Statistics Notes: Measurement error proportional to the meanBMJ 1996; 313 doi: http://dx.doi.org/10.1136/bmj.313.7049.106 (Published 13 July 1996) Cite this as: BMJ 1996;313:106
- a Department of Public Health Sciences, St George's Hospital Medical School, London SW17 0RE
- b ICRF Medical Statistics Group, Centre for Statistics in Medicine, Institute of Health Sciences, PO Box 777, Oxford OX3 7LF
- Correspondence to: Professor Bland.
We often need to know the error with which measurements are made—for example, so that we can decide whether the change in a clinical observation represents a real change in a patient's condition. We have discussed previously the within-subject standard deviation as a practical index of measurement error.1 We said that this approach should be used when the measurement error was not related to the magnitude of the measurement and recommended that we plot the subject standard deviation against the subject mean to check this. Table 1 shows some duplicate salivary cotinine measurements taken from a larger study. Figure 1 shows absolute subject difference against subject mean, which is equivalent to a standard deviation versus mean plot when we have only two measurements per subject.1 If we are to use the within-subject standard deviation as an index of measurement error we need the subject standard deviation to be independent of the subject mean. Here, there is a clear relationship, the variability increasing with the magnitude. We can test this using a rank correlation coefficient if we wish; here Kendall's (tau) = 0.62, P = 0.0001. Under these circumstances a logarithmic transformation of the data almost always solves the problem, but we can check by plotting log standard deviation against log mean. For these data the slope is 0.9; as this is very close to 1 the subject standard deviation is roughly proportional to the subject mean and a log transformation is indicated.2 Figure 2 shows the plot of absolute difference versus subject mean for the log transformed data. There is now no evidence of a relationship (Kendall's (tau) = 0.07, P = 0.7).
As the variability is now independent of the magnitude of the measurement, we can calculate the within-subject standard deviation1 as (sigma)w = 0.175. This is a standard deviation on the logarithmic scale, so we need to antilog it before we can interpret it easily. We will denote the antilog of (sigma)w by (alpha)(sigmaw). For the cotinine data, (alpha)(sigmaw) = 1.496.
When we antilog (sigma)w we have a ratio, not a quantity measured in the units of the original data. This is because to calculate a standard deviation we subtract the mean from each observation. Subtracting on the logarithmic scale is equivalent to dividing on the natural scale.3 Dividing the observation by the mean in this way produces a dimensionless ratio. Hence (alpha)(sigmaw) is not a standard deviation in the original units, but a related quantity sometimes referred to as the geometric standard deviation.

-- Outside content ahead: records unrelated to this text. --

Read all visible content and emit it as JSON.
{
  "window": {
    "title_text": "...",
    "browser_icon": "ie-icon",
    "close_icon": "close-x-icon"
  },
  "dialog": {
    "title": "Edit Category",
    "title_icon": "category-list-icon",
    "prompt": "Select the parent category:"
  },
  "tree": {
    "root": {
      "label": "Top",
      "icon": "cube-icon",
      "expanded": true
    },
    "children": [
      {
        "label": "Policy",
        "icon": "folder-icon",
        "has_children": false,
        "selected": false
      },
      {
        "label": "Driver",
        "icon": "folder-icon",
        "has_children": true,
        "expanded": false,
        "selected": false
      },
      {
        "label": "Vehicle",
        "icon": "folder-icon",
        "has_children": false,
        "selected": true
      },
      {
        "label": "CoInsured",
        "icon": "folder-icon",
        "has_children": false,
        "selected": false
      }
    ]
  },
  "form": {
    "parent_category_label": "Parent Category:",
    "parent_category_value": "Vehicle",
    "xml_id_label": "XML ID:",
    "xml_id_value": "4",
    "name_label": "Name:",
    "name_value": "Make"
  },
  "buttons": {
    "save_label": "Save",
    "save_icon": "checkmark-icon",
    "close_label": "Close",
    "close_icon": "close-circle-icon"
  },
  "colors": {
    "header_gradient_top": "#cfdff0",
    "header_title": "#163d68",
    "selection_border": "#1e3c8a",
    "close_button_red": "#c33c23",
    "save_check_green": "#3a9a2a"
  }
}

To estimate one standard deviation on either side of the observed value, we should multiply and divide by (alpha)(sigmaw). The difference between a subject's measurement and the true value would be expected to be less than 1.96(sigma)w for 95% of observations.1 To get the equivalent of 1.96 log scale standard deviations on either side of an observed value we would multiply and divide on the natural scale by (alpha)1.96(sigmaw) or approximately (alpha)2(sigmaw). This procedure gives limits which should include the subject's mean for 95% of observations. Thus for the cotinine data we would divide and multiply by 1.4962 = 2.238. A measurement of 2 ng/ml would tell us that the person's true value probably lies somewhere between 2/2.238 = 0.9 and 2 × 2.238 = 4.5 ng/ml.
Multiplying on the natural scale is equivalent to adding on the log scale. Multiplying a subject's actual measurement by (alpha)(sigmaw) is equivalent to adding one standard deviation on the log scale. Provided the standard deviation is not large compared with the level of the measurement, (alpha)(sigmaw)-1 is approximately equal to the standard deviation expressed as a proportion of the measurement. The ratio of standard deviation to mean is called a coefficient of variation, and here (alpha)(sigmaw)-1 is the within-subject coefficient of variation.
For the cotinine data the estimated coefficient of variation is 1.496-1 = 0.496 or 49.6%. This is rather too large for the approximation to be reliable.
The within-subject variability for salivary cotinine seems very large, but the possible range of values, from these very lightly exposed children to heavy smokers, is very wide and salivary cotinine is sufficiently precise to distinguish between many different levels of exposure. The precision of a method of measurement must be interpreted in the light of its intended use.